Listed records:
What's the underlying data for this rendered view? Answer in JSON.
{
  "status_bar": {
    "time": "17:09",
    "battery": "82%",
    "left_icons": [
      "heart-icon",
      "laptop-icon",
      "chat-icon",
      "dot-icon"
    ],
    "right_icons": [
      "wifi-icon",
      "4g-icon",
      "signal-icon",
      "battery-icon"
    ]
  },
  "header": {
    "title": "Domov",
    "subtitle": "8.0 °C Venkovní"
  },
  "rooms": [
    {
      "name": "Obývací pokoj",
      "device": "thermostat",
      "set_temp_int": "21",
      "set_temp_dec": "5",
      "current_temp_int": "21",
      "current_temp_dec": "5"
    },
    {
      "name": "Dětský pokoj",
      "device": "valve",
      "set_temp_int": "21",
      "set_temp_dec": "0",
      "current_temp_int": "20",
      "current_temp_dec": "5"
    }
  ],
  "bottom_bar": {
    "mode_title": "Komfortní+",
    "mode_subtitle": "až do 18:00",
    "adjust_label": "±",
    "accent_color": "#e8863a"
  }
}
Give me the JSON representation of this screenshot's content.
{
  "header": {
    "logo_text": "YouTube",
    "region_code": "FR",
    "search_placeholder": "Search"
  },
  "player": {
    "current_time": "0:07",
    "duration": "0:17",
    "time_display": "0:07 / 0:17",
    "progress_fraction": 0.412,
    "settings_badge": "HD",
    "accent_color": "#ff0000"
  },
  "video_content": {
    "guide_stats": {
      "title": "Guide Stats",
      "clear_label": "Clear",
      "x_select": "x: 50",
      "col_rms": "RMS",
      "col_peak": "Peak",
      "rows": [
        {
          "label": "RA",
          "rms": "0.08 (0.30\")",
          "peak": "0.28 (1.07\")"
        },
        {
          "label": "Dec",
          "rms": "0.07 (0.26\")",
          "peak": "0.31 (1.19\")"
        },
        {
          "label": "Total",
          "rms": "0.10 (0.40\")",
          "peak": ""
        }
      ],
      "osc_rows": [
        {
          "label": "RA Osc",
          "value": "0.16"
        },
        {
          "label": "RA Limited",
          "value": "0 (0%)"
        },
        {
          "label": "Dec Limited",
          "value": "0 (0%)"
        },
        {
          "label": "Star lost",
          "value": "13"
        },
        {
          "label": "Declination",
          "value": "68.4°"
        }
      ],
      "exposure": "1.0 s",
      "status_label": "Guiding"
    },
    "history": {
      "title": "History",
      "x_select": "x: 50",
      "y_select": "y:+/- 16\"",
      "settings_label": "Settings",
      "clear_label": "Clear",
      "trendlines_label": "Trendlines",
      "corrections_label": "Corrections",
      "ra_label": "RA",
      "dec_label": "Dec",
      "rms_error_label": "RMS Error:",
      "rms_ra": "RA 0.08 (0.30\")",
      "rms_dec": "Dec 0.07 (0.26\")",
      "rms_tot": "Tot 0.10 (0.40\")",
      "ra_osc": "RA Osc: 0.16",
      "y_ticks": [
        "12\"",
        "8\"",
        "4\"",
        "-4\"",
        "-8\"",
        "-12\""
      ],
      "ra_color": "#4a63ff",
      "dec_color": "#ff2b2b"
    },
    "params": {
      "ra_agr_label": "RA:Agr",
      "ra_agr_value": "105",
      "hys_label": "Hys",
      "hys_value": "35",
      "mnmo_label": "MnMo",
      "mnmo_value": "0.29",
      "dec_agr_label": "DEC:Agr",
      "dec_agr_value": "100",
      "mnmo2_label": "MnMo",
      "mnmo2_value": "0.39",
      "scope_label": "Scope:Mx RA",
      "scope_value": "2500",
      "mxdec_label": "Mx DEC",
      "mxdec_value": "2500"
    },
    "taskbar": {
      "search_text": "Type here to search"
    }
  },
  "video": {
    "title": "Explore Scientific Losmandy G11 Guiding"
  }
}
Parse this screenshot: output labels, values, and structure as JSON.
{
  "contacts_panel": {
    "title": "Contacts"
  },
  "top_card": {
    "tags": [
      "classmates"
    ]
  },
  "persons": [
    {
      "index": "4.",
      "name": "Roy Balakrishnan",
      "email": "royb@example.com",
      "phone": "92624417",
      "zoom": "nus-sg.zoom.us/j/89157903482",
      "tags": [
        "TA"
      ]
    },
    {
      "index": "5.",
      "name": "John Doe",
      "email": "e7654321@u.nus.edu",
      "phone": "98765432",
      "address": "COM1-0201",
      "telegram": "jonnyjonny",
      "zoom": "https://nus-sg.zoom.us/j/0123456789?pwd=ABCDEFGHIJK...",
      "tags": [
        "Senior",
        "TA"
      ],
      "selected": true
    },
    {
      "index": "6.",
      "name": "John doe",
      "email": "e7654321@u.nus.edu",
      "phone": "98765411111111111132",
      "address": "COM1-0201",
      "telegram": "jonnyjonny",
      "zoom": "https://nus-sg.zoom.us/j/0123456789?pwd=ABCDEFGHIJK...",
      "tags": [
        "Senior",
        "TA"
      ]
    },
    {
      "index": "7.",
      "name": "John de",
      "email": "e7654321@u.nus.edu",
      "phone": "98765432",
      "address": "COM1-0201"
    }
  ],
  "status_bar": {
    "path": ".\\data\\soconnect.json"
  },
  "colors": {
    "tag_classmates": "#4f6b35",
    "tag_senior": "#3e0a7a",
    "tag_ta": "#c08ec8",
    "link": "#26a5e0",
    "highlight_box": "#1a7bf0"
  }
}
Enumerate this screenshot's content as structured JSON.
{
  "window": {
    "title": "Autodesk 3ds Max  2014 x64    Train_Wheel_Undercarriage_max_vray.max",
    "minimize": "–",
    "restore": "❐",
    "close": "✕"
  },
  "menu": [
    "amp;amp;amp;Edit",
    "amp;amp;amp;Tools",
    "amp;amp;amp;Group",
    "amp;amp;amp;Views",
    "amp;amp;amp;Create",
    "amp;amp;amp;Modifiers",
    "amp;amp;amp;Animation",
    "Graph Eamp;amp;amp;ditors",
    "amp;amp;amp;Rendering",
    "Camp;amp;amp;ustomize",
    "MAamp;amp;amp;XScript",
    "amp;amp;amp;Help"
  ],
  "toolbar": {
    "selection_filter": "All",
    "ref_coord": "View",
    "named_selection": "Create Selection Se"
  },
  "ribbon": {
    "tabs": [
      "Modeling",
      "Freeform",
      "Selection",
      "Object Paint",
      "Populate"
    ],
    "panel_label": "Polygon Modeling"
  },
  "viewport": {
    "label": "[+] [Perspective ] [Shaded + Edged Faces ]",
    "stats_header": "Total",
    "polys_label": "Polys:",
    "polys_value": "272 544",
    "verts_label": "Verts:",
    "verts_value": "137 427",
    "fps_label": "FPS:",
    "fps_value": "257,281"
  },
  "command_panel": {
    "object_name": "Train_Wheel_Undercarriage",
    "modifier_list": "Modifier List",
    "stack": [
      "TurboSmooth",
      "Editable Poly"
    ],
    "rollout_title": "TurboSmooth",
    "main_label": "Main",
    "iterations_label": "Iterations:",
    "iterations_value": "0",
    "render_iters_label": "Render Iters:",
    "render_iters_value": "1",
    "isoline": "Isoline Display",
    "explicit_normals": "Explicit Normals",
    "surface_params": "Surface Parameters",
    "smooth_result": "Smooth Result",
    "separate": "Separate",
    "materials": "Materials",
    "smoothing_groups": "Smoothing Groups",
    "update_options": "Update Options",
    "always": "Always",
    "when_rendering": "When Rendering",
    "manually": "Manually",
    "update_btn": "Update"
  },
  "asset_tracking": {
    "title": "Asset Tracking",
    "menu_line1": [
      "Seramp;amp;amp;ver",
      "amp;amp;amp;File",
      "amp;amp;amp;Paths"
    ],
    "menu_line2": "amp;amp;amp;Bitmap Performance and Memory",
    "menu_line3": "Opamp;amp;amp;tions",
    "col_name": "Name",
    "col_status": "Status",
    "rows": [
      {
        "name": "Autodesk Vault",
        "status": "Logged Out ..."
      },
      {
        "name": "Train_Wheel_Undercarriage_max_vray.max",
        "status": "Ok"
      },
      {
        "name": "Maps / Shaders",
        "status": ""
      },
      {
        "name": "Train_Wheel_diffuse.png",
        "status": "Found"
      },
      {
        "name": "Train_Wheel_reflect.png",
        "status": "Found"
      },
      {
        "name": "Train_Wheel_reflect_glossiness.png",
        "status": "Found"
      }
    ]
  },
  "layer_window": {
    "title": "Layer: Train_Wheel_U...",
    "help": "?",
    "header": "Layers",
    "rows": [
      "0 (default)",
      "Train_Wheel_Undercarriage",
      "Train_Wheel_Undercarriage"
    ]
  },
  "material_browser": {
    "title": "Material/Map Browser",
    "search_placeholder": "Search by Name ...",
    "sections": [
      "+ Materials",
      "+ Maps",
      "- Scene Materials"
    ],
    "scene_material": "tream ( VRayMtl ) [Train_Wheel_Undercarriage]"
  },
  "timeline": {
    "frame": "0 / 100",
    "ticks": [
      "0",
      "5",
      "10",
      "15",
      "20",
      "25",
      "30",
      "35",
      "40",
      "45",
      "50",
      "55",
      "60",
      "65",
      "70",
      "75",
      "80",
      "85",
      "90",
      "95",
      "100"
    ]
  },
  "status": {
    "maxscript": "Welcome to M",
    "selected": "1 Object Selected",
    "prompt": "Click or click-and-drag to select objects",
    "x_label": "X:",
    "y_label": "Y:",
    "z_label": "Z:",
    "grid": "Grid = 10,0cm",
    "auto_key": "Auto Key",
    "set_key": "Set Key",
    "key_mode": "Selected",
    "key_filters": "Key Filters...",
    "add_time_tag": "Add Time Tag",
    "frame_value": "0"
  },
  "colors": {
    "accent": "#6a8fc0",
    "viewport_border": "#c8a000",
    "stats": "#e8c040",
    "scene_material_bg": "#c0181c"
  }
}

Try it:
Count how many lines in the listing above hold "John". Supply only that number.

Exercise output:
3